Gender, Power, and Military Occupations
Asia Pacific and the Middle East since 1945
Military occupations and interventions have a gendered impact on both those engaged in occupying, and those whose lands have been occupied. Yet little is known about this gendered impact, in terms of both masculinities and femininities, either historically or in contemporary times. While research in this area has begun to grow since events in Iraq and Afghanistan, this collection helps redress the relative neglect by examining and analysing the impact of occupation on men and women, both occupied and occupier, in a variety of geographical spaces from Japan to Palestine to Iraq.
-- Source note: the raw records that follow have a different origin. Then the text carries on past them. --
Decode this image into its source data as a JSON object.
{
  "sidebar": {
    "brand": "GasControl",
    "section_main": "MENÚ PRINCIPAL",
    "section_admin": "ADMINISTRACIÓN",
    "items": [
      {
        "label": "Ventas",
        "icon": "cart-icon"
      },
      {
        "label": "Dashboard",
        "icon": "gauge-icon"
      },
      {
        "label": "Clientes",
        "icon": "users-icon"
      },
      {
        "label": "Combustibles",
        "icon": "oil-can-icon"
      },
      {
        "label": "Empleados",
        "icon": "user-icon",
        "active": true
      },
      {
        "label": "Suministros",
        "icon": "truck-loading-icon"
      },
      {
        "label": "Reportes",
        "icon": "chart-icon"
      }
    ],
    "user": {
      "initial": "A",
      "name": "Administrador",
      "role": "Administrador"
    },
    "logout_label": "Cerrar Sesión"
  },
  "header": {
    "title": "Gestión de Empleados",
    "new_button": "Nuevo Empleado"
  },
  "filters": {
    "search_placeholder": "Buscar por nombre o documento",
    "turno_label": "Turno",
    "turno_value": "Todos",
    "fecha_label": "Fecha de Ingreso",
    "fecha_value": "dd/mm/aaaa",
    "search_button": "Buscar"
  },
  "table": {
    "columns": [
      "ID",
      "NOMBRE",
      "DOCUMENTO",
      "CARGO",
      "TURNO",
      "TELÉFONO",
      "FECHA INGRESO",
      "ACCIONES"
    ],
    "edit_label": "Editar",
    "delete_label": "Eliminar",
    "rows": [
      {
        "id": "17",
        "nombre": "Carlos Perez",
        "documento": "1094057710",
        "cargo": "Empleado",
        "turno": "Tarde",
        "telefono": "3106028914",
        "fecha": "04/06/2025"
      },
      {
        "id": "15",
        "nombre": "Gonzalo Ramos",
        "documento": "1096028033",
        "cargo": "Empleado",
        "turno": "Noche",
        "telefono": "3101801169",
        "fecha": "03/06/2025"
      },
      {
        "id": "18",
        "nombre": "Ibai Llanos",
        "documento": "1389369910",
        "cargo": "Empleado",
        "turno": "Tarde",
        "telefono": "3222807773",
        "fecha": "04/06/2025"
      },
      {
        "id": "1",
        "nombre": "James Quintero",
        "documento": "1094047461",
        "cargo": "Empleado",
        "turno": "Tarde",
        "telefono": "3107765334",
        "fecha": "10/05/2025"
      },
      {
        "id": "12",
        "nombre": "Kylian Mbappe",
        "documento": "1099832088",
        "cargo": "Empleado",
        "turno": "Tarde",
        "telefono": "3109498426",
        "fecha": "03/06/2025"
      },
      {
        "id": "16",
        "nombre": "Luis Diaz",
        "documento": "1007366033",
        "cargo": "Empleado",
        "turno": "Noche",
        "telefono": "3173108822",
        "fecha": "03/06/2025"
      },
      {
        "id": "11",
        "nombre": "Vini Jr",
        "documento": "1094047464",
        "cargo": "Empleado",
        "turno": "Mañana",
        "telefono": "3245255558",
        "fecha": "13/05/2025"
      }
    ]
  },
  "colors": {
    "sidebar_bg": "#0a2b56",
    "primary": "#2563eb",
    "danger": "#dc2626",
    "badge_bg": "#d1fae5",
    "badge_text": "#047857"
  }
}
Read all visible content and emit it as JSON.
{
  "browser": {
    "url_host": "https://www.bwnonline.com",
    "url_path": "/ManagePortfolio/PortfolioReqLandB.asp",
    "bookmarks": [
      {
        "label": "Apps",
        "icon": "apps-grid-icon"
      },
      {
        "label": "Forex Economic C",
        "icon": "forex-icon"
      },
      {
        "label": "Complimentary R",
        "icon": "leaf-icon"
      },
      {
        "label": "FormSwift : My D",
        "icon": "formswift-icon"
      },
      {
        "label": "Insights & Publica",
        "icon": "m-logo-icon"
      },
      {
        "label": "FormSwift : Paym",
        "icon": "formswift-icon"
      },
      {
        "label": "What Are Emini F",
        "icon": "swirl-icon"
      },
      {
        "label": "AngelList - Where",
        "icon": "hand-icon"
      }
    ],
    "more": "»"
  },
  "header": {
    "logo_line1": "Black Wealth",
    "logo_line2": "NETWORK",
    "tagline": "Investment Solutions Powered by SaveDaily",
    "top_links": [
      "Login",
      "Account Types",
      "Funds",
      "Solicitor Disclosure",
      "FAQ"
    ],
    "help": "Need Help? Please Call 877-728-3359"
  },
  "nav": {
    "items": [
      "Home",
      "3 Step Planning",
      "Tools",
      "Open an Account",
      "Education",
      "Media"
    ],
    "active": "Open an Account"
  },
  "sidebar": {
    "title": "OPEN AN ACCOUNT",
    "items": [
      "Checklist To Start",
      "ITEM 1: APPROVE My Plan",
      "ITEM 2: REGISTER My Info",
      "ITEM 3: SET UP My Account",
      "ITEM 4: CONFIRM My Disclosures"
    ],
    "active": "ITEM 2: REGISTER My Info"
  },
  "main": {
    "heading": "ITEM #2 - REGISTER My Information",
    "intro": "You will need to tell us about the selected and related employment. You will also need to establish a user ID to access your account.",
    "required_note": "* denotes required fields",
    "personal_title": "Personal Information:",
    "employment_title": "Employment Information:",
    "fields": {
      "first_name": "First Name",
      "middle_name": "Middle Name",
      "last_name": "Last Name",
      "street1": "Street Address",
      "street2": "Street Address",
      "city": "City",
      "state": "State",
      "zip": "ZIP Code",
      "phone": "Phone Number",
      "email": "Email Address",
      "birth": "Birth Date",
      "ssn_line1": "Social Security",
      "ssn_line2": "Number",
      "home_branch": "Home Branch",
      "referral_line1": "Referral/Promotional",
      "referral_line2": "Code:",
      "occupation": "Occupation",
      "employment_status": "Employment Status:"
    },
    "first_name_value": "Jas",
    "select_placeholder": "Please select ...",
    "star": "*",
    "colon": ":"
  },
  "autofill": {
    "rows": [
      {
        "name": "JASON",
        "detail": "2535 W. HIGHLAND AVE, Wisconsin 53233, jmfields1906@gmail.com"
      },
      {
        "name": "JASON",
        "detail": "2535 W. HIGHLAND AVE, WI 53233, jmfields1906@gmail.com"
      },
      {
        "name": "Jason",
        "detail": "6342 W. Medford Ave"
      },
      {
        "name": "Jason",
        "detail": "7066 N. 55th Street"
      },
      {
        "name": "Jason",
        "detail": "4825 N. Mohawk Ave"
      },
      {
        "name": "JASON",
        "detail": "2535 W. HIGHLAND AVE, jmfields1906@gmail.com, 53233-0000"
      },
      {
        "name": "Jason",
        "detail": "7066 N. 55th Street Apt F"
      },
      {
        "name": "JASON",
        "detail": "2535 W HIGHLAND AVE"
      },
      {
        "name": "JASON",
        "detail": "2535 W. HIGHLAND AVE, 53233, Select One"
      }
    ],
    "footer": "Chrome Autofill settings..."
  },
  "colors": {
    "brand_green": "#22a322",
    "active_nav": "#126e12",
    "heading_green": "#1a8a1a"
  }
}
Gendered perspectives are also intimately tied to analyses of ‘power’: how power is enacted by the occupier; how powerlessness is experienced by the occupied; how power is negotiated, shared, compromised, subverted, reclaimed; power as visible and invisible; institutional power; contested power in post-conflict societies; and power as discursively constructed. The term ‘military occupation’ is interpreted broadly to include occupation, interventions, the presence of military bases and peacekeeping/post-conflict operations. This interpretation allows space to demonstrate that the lines between each definition are blurred, especially when it comes to analysing gender and power.
Table of Contents
1. Analyzing Gendered Occupation Power Christine de Matos and Rowena Ward Part I: Asia and the Pacific 2. Occupation Masculinities: The Residues of Colonial Power in Australian Occupied Japan Christine de Matos 3. Encountering National and Gendered Selves: Identity Formation of Okinawan Students in the United States during the US Occupation of Okinawa Kinuko Maehara Yamazato 4. Histories of Violence: Occupation, Resistance and Masculinities in Timor Leste Henri Myrttinen 5. Lily Pads and Leisure Meccas: The Gendered Political Economy of Post-Base and Post-9/11 Philippines Bronwyn Winter 6. Chamorro Warriors and Godmothers Meet Uncle Sam: Gender, Loyalty and Resistance to US Military Occupation in Postwar Guam Miyume Tanji 7. The Northern Territory Intervention in Australia: A Grassroots Perspective Miliwanga Sandy and Kathleen Clapham Part II: South Asia and the Middle East 8. Caught between Cultures: How the Occupation of Iraq Is Reinforcing and Redefining Gender Roles Marcus Schulzke 9. The People Follow the Mullah, and the Mullah Follows the People: Politics of Aid and Gender in Afghanistan post-2001 Joyce Wu 10. Abu Ghraib: A Ghostly Story Stefka Hristova 11. The National Struggle and Women’s Rights: The Case of Palestine Rose Shomali Musleh 12. This Garden Uprooted: Gendered violence, Suffering and Resistance in Indian-Administered Kashmir Shubh Mathur 13. Forced Encounters and Gendered Impacts: Past, Present and Future Keiko Tamura Notes on Contributors Notes Index
Christine de Matos is a Research Fellow at the University of Wollongong, Australia. Her recent publications include Occupying the ‘Other’: Australia and military occupations from Japan to Iraq (co-edited with Robin Gerster, 2009), and Love under occupation: A personal journey through war, marriage and White Australia (co-authored with Noel Huggett 2010).
Rowena Ward is a Lecturer in Japanese at the University of Wollongong. Her research interests include labor migration, internment and repatriation. Rowena is presently researching the internment in Australia of Japanese residents of British and French colonies in the South Pacific between 1942 and 1946.